Louisiana Sen. Bill Cassidy, a member of the Senate Energy and Natural Resources Committee, announced Dec. 29 that the EPA has granted his state long-sought Class VI primacy—the authority to permit, site and provide oversight of carbon storage wells in the state.

Given the density of oil and gas production, midstream, and downstream processing, as well as the proximity of well-suited underground formations for sequestration, Louisiana has been a focus of carbon capture and storage initiatives. That has been hampered by the backlog of permit applications at EPA, which is expected to be somewhat relieved by the granting of primacy to the state.

“Louisiana worked to receive the authority to regulate capturing and storing carbon,” Cassidy said. “This unlocks the next phase of job creation and economic development in Louisiana. It also creates a competitive advantage compared to other states while protecting the environment.”

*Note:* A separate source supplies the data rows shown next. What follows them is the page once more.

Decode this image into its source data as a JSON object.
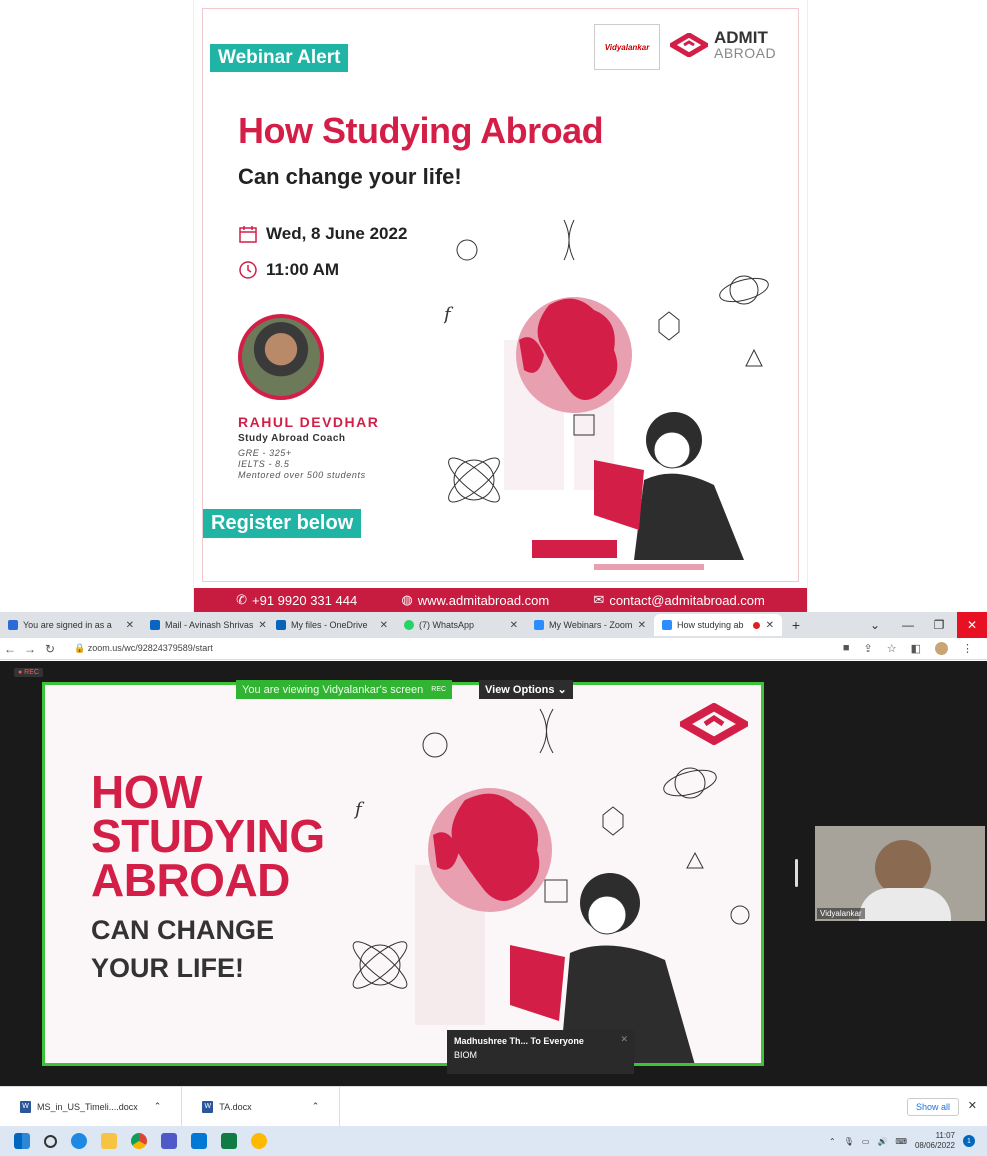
{
  "poster": {
    "alert_badge": "Webinar Alert",
    "title": "How Studying Abroad",
    "subtitle": "Can change your life!",
    "date": "Wed, 8 June 2022",
    "time": "11:00 AM",
    "speaker_name": "RAHUL DEVDHAR",
    "speaker_role": "Study Abroad Coach",
    "speaker_lines": [
      "GRE - 325+",
      "IELTS - 8.5",
      "Mentored over 500 students"
    ],
    "register": "Register below",
    "phone": "+91 9920 331 444",
    "website": "www.admitabroad.com",
    "email": "contact@admitabroad.com",
    "logo_left": "Vidyalankar",
    "logo_right_1": "ADMIT",
    "logo_right_2": "ABROAD",
    "colors": {
      "accent": "#d31f47",
      "badge": "#1fb4a4",
      "footer": "#c81b40"
    }
  },
  "browser": {
    "tabs": [
      {
        "label": "You are signed in as a",
        "favicon": "#2a6bd8"
      },
      {
        "label": "Mail - Avinash Shrivas",
        "favicon": "#0a64c2"
      },
      {
        "label": "My files - OneDrive",
        "favicon": "#0364b8"
      },
      {
        "label": "(7) WhatsApp",
        "favicon": "#25d366"
      },
      {
        "label": "My Webinars - Zoom",
        "favicon": "#2d8cff"
      },
      {
        "label": "How studying ab",
        "favicon": "#2d8cff",
        "active": true
      }
    ],
    "new_tab": "+",
    "url": "zoom.us/wc/92824379589/start"
  },
  "zoom": {
    "rec_label": "● REC",
    "share_banner": "You are viewing Vidyalankar's screen",
    "share_rec": "REC",
    "view_options": "View Options",
    "slide_title_lines": [
      "HOW",
      "STUDYING",
      "ABROAD"
    ],
    "slide_sub_lines": [
      "CAN CHANGE",
      "YOUR LIFE!"
    ],
    "chat_sender": "Madhushree Th... To Everyone",
    "chat_message": "BIOM",
    "video_name": "Vidyalankar"
  },
  "downloads": {
    "items": [
      "MS_in_US_Timeli....docx",
      "TA.docx"
    ],
    "show_all": "Show all"
  },
  "taskbar": {
    "time": "11:07",
    "date": "08/06/2022",
    "notif": "1"
  }
}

In April, EPA announced it intended to grant Louisiana primacy. The agency then extended the public comment period an extra 30 days. According to Cassidy’s office, of the 41,622 total comments submitted to the EPA in the initial comment period, the agency deemed just over 400 as substantial comments. The vast majority of public comments have been supportive of Class VI primacy in Louisiana.

Over the next few months the state’s Department of Environmental Quality, along with other state offices, will make final arrangements for the permitting process. Details were not immediately available, but it is expected that DEQ will coordinate with EPA for the transfer of permit applications already in process.